**WHAT THE TASK ASKS**. Return, from the listing below, every line that includes "Intensity".

**SUPPLIED RECORDS**.
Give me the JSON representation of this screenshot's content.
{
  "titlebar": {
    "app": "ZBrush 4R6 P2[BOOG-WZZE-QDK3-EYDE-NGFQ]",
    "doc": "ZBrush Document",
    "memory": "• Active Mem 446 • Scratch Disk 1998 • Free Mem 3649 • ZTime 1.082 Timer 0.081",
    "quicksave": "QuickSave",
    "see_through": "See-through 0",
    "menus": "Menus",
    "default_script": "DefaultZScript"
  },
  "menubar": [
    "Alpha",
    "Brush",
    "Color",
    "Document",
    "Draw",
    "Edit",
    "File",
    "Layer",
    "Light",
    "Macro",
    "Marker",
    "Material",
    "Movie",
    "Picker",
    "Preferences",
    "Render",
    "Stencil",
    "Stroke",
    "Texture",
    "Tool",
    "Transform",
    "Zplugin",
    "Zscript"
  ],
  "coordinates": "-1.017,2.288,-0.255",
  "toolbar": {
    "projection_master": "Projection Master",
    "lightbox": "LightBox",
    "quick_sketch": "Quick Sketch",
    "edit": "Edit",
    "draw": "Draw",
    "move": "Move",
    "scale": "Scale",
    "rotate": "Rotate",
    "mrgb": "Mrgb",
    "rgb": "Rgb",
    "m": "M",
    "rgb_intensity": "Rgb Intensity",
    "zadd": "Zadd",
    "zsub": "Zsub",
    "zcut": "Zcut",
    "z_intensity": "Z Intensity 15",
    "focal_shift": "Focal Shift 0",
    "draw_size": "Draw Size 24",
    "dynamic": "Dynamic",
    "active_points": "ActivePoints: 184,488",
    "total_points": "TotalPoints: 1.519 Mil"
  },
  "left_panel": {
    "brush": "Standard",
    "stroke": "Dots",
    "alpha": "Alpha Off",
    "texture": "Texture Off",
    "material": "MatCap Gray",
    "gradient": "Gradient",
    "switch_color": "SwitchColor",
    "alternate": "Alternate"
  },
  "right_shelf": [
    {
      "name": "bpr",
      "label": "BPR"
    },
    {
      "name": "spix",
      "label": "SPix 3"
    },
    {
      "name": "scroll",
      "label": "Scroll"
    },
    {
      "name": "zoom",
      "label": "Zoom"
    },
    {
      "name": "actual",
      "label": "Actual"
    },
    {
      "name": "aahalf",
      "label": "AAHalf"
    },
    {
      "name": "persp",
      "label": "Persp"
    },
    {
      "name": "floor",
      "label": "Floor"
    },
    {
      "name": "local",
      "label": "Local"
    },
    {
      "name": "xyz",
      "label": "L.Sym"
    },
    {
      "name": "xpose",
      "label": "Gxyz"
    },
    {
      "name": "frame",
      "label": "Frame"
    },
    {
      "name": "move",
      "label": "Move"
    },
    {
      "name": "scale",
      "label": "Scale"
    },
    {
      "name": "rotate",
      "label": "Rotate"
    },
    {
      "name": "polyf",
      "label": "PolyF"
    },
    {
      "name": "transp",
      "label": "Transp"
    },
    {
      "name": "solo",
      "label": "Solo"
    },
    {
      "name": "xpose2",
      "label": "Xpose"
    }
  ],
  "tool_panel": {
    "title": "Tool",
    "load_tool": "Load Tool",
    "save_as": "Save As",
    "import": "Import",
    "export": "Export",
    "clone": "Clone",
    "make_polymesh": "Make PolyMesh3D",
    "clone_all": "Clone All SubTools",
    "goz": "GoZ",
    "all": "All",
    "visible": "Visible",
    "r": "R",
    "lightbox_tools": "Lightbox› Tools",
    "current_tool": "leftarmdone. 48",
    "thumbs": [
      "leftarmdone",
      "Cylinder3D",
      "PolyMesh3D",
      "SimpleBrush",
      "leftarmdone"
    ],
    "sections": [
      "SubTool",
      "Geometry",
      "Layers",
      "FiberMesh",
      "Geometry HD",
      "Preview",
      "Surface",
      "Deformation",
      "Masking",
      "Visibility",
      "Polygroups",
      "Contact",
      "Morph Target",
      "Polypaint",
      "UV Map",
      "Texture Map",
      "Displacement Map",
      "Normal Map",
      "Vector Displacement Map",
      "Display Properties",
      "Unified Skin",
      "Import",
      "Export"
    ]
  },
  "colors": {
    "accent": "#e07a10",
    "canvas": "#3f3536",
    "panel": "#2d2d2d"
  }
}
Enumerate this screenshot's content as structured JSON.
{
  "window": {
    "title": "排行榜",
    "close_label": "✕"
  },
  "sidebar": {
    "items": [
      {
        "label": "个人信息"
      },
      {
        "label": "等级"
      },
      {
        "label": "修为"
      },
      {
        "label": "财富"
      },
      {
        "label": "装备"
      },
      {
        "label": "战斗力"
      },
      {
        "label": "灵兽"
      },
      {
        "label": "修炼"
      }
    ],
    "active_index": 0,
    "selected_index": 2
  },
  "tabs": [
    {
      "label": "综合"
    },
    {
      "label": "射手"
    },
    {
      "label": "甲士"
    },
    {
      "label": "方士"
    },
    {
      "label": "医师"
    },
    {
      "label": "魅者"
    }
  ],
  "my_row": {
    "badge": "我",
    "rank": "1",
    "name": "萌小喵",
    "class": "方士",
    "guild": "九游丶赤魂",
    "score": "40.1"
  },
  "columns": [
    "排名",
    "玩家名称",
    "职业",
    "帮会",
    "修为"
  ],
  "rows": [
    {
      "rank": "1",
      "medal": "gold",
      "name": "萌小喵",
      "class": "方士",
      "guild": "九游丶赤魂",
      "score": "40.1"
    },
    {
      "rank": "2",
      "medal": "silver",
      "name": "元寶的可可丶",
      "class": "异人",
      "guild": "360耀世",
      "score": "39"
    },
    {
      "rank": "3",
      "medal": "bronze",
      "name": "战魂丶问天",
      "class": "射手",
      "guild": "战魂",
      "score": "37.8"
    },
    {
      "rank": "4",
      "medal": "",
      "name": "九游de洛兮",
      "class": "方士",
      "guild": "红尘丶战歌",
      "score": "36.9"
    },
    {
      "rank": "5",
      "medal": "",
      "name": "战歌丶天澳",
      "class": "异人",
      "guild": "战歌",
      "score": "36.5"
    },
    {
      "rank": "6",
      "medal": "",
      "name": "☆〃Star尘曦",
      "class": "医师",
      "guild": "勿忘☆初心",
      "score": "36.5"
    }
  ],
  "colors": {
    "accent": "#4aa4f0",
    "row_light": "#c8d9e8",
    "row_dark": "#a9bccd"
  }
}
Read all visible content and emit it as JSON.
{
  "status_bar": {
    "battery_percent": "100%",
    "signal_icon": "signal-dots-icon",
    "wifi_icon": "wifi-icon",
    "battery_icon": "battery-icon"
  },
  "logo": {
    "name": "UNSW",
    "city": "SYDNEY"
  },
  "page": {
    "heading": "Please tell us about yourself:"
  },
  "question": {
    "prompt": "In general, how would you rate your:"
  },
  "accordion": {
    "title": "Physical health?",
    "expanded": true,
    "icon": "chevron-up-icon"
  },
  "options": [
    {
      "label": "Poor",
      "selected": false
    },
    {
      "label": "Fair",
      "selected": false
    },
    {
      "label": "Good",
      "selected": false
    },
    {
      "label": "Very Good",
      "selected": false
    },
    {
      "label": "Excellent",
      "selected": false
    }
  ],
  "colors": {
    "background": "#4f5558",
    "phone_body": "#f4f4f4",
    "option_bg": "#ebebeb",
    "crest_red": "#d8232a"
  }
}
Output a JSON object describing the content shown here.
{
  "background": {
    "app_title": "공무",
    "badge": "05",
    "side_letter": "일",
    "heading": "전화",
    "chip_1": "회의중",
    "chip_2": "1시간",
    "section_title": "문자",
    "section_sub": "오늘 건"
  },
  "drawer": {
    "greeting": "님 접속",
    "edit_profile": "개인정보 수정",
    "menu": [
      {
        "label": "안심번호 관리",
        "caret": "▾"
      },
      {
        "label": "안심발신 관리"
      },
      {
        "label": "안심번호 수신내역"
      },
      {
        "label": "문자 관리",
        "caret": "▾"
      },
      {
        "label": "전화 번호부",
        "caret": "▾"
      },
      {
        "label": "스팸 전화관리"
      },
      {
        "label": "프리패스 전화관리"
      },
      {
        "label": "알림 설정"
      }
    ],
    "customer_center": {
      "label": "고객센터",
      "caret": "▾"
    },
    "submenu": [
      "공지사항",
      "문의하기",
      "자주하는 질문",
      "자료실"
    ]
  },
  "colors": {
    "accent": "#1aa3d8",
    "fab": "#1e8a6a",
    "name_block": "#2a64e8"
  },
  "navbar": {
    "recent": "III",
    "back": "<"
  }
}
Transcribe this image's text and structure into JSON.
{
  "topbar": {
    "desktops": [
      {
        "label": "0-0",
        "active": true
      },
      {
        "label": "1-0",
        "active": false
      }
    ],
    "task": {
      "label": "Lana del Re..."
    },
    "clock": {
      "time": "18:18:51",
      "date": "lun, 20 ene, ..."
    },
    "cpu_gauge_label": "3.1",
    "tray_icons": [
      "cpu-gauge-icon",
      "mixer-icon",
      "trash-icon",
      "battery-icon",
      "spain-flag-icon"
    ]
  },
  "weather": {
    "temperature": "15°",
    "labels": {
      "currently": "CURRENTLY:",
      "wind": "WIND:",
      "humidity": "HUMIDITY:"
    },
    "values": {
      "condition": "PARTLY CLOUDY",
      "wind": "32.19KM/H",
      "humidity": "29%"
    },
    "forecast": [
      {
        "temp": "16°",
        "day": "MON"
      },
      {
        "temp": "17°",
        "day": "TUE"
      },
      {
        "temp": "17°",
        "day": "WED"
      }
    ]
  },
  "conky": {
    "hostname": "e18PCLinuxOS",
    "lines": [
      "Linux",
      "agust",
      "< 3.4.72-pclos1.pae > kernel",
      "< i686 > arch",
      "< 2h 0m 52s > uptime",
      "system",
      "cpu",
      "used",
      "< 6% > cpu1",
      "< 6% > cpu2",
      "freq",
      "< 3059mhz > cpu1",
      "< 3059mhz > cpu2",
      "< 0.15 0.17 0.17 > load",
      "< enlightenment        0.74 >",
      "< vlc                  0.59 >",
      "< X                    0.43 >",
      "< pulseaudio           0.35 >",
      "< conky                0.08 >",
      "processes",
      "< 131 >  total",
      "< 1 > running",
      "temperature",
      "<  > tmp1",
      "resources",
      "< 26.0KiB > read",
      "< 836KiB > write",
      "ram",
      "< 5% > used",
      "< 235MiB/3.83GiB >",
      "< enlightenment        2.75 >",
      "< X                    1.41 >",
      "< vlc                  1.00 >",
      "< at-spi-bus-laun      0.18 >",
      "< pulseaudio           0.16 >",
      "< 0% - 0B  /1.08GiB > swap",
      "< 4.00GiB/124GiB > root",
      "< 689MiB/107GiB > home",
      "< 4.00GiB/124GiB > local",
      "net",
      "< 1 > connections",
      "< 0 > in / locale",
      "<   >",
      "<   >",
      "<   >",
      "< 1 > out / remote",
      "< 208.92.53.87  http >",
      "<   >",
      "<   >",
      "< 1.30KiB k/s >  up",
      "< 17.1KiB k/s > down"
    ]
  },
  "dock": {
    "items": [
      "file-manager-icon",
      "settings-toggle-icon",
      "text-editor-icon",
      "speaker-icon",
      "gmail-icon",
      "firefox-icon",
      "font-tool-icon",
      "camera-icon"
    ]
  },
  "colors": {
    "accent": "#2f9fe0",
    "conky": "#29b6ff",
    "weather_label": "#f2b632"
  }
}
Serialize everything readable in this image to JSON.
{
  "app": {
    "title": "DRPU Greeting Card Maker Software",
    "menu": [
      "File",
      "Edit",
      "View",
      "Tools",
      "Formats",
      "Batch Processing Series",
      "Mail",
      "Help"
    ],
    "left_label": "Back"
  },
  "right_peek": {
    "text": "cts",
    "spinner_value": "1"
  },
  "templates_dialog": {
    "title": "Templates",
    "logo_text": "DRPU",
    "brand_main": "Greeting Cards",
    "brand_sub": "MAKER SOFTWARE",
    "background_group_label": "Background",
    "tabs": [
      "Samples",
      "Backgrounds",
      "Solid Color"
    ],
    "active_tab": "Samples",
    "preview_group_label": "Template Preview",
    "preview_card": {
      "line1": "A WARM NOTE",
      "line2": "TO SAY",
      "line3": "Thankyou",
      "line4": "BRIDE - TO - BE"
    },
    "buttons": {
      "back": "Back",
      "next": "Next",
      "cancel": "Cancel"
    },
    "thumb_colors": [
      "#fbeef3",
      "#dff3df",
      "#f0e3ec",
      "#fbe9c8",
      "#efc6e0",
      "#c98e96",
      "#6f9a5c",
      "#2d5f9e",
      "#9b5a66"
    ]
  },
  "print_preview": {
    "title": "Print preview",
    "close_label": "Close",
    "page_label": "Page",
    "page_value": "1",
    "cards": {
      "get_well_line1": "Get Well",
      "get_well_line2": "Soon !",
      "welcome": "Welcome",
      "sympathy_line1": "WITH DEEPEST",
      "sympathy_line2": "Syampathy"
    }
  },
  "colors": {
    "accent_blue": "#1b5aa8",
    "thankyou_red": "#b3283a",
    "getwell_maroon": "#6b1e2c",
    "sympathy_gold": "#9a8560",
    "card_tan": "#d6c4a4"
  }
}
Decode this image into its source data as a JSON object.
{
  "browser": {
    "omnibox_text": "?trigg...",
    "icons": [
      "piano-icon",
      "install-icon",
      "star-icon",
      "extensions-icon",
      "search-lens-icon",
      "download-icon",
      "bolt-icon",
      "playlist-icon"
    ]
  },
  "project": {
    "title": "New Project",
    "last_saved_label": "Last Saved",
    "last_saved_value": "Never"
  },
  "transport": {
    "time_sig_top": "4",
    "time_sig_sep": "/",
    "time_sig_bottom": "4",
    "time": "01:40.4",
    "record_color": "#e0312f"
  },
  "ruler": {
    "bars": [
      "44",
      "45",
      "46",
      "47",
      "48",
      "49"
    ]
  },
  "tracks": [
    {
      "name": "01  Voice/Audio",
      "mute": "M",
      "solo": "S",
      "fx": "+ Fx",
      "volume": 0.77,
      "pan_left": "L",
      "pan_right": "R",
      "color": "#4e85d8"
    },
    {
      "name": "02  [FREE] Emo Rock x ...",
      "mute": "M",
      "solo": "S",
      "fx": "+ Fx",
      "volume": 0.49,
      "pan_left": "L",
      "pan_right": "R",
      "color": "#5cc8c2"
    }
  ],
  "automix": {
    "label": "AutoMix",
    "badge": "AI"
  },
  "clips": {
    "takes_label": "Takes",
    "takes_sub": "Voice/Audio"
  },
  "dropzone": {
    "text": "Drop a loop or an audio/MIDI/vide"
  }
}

**RESPONSE AREA**.
    "rgb_intensity": "Rgb Intensity",
    "z_intensity": "Z Intensity 15",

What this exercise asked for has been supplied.